──────── Data under study ────────

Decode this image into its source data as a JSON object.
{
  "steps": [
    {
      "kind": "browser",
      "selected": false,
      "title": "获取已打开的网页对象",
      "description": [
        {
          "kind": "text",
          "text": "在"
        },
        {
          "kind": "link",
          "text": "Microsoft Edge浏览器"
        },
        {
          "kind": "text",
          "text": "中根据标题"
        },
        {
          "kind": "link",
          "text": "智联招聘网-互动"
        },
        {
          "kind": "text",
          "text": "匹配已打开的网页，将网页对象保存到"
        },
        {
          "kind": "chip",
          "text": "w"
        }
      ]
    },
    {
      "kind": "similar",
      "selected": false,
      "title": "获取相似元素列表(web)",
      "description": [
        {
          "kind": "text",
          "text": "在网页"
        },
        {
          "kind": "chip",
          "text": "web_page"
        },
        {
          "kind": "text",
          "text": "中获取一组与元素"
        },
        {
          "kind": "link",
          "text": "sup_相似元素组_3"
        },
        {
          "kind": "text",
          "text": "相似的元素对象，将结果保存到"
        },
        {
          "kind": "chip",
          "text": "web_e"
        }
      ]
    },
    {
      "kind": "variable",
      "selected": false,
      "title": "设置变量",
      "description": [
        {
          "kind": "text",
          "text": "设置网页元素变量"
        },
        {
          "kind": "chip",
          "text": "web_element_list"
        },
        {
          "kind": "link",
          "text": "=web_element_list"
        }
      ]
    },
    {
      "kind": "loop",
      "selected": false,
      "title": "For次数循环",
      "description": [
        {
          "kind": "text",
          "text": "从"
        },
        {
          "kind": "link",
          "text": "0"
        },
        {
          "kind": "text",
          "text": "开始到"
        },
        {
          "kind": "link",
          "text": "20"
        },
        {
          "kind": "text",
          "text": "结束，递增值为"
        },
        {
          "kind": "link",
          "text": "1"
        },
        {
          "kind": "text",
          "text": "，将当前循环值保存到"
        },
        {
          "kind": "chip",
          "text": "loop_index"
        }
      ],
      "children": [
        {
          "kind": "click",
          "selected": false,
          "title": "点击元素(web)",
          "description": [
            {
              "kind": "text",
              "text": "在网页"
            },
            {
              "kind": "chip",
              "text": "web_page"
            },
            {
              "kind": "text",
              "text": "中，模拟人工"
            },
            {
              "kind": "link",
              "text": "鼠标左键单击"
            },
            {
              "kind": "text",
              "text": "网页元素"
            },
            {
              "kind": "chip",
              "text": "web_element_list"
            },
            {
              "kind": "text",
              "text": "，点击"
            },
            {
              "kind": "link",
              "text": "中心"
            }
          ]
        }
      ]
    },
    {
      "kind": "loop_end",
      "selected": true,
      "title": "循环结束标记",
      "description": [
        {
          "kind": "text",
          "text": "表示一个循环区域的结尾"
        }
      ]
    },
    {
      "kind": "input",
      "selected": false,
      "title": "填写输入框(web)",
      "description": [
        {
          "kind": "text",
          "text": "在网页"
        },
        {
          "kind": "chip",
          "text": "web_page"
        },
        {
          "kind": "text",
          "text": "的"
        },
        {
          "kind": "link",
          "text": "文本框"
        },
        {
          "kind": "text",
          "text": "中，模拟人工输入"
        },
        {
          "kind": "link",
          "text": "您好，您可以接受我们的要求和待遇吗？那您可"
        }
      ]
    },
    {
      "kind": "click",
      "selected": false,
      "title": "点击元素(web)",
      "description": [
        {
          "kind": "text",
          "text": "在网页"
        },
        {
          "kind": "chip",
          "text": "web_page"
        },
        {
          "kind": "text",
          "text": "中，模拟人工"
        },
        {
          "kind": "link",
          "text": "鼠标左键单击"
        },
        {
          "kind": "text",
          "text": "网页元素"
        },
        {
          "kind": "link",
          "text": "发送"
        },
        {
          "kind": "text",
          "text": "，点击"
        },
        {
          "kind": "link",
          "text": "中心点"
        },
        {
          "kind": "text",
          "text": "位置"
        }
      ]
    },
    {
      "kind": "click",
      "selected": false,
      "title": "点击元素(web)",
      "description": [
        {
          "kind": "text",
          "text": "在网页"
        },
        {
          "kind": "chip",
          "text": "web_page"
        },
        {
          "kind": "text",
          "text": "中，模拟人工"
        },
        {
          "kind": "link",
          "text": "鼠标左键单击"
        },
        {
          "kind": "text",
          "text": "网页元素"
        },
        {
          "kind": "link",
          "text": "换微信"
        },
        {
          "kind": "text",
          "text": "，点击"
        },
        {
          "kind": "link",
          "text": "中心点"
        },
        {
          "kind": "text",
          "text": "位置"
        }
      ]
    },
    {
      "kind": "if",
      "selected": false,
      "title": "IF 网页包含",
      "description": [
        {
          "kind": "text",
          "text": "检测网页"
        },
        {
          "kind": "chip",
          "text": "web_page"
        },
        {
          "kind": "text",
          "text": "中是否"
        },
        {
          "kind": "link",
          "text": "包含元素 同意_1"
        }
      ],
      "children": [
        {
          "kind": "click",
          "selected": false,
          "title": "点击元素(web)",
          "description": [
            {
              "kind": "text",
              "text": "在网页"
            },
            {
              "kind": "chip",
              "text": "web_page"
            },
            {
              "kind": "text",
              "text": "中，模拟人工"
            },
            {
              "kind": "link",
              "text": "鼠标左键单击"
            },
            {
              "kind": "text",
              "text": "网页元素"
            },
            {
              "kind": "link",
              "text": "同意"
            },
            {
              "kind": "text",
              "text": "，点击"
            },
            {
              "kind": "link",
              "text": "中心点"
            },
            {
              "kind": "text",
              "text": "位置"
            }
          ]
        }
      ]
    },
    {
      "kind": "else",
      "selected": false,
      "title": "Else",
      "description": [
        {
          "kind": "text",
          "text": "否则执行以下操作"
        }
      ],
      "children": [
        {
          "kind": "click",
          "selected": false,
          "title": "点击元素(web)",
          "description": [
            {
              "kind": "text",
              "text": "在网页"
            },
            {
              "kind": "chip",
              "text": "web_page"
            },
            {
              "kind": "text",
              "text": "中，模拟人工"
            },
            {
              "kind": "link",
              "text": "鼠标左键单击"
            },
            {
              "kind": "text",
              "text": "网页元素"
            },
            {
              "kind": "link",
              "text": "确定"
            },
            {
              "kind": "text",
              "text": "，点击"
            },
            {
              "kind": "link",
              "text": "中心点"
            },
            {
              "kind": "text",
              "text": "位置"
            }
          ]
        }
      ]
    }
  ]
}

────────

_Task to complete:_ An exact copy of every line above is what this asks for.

_Written answer:_
Decode this image into its source data as a JSON object.
{
  "steps": [
    {
      "kind": "browser",
      "selected": false,
      "title": "获取已打开的网页对象",
      "description": [
        {
          "kind": "text",
          "text": "在"
        },
        {
          "kind": "link",
          "text": "Microsoft Edge浏览器"
        },
        {
          "kind": "text",
          "text": "中根据标题"
        },
        {
          "kind": "link",
          "text": "智联招聘网-互动"
        },
        {
          "kind": "text",
          "text": "匹配已打开的网页，将网页对象保存到"
        },
        {
          "kind": "chip",
          "text": "w"
        }
      ]
    },
    {
      "kind": "similar",
      "selected": false,
      "title": "获取相似元素列表(web)",
      "description": [
        {
          "kind": "text",
          "text": "在网页"
        },
        {
          "kind": "chip",
          "text": "web_page"
        },
        {
          "kind": "text",
          "text": "中获取一组与元素"
        },
        {
          "kind": "link",
          "text": "sup_相似元素组_3"
        },
        {
          "kind": "text",
          "text": "相似的元素对象，将结果保存到"
        },
        {
          "kind": "chip",
          "text": "web_e"
        }
      ]
    },
    {
      "kind": "variable",
      "selected": false,
      "title": "设置变量",
      "description": [
        {
          "kind": "text",
          "text": "设置网页元素变量"
        },
        {
          "kind": "chip",
          "text": "web_element_list"
        },
        {
          "kind": "link",
          "text": "=web_element_list"
        }
      ]
    },
    {
      "kind": "loop",
      "selected": false,
      "title": "For次数循环",
      "description": [
        {
          "kind": "text",
          "text": "从"
        },
        {
          "kind": "link",
          "text": "0"
        },
        {
          "kind": "text",
          "text": "开始到"
        },
        {
          "kind": "link",
          "text": "20"
        },
        {
          "kind": "text",
          "text": "结束，递增值为"
        },
        {
          "kind": "link",
          "text": "1"
        },
        {
          "kind": "text",
          "text": "，将当前循环值保存到"
        },
        {
          "kind": "chip",
          "text": "loop_index"
        }
      ],
      "children": [
        {
          "kind": "click",
          "selected": false,
          "title": "点击元素(web)",
          "description": [
            {
              "kind": "text",
              "text": "在网页"
            },
            {
              "kind": "chip",
              "text": "web_page"
            },
            {
              "kind": "text",
              "text": "中，模拟人工"
            },
            {
              "kind": "link",
              "text": "鼠标左键单击"
            },
            {
              "kind": "text",
              "text": "网页元素"
            },
            {
              "kind": "chip",
              "text": "web_element_list"
            },
            {
              "kind": "text",
              "text": "，点击"
            },
            {
              "kind": "link",
              "text": "中心"
            }
          ]
        }
      ]
    },
    {
      "kind": "loop_end",
      "selected": true,
      "title": "循环结束标记",
      "description": [
        {
          "kind": "text",
          "text": "表示一个循环区域的结尾"
        }
      ]
    },
    {
      "kind": "input",
      "selected": false,
      "title": "填写输入框(web)",
      "description": [
        {
          "kind": "text",
          "text": "在网页"
        },
        {
          "kind": "chip",
          "text": "web_page"
        },
        {
          "kind": "text",
          "text": "的"
        },
        {
          "kind": "link",
          "text": "文本框"
        },
        {
          "kind": "text",
          "text": "中，模拟人工输入"
        },
        {
          "kind": "link",
          "text": "您好，您可以接受我们的要求和待遇吗？那您可"
        }
      ]
    },
    {
      "kind": "click",
      "selected": false,
      "title": "点击元素(web)",
      "description": [
        {
          "kind": "text",
          "text": "在网页"
        },
        {
          "kind": "chip",
          "text": "web_page"
        },
        {
          "kind": "text",
          "text": "中，模拟人工"
        },
        {
          "kind": "link",
          "text": "鼠标左键单击"
        },
        {
          "kind": "text",
          "text": "网页元素"
        },
        {
          "kind": "link",
          "text": "发送"
        },
        {
          "kind": "text",
          "text": "，点击"
        },
        {
          "kind": "link",
          "text": "中心点"
        },
        {
          "kind": "text",
          "text": "位置"
        }
      ]
    },
    {
      "kind": "click",
      "selected": false,
      "title": "点击元素(web)",
      "description": [
        {
          "kind": "text",
          "text": "在网页"
        },
        {
          "kind": "chip",
          "text": "web_page"
        },
        {
          "kind": "text",
          "text": "中，模拟人工"
        },
        {
          "kind": "link",
          "text": "鼠标左键单击"
        },
        {
          "kind": "text",
          "text": "网页元素"
        },
        {
          "kind": "link",
          "text": "换微信"
        },
        {
          "kind": "text",
          "text": "，点击"
        },
        {
          "kind": "link",
          "text": "中心点"
        },
        {
          "kind": "text",
          "text": "位置"
        }
      ]
    },
    {
      "kind": "if",
      "selected": false,
      "title": "IF 网页包含",
      "description": [
        {
          "kind": "text",
          "text": "检测网页"
        },
        {
          "kind": "chip",
          "text": "web_page"
        },
        {
          "kind": "text",
          "text": "中是否"
        },
        {
          "kind": "link",
          "text": "包含元素 同意_1"
        }
      ],
      "children": [
        {
          "kind": "click",
          "selected": false,
          "title": "点击元素(web)",
          "description": [
            {
              "kind": "text",
              "text": "在网页"
            },
            {
              "kind": "chip",
              "text": "web_page"
            },
            {
              "kind": "text",
              "text": "中，模拟人工"
            },
            {
              "kind": "link",
              "text": "鼠标左键单击"
            },
            {
              "kind": "text",
              "text": "网页元素"
            },
            {
              "kind": "link",
              "text": "同意"
            },
            {
              "kind": "text",
              "text": "，点击"
            },
            {
              "kind": "link",
              "text": "中心点"
            },
            {
              "kind": "text",
              "text": "位置"
            }
          ]
        }
      ]
    },
    {
      "kind": "else",
      "selected": false,
      "title": "Else",
      "description": [
        {
          "kind": "text",
          "text": "否则执行以下操作"
        }
      ],
      "children": [
        {
          "kind": "click",
          "selected": false,
          "title": "点击元素(web)",
          "description": [
            {
              "kind": "text",
              "text": "在网页"
            },
            {
              "kind": "chip",
              "text": "web_page"
            },
            {
              "kind": "text",
              "text": "中，模拟人工"
            },
            {
              "kind": "link",
              "text": "鼠标左键单击"
            },
            {
              "kind": "text",
              "text": "网页元素"
            },
            {
              "kind": "link",
              "text": "确定"
            },
            {
              "kind": "text",
              "text": "，点击"
            },
            {
              "kind": "link",
              "text": "中心点"
            },
            {
              "kind": "text",
              "text": "位置"
            }
          ]
        }
      ]
    }
  ]
}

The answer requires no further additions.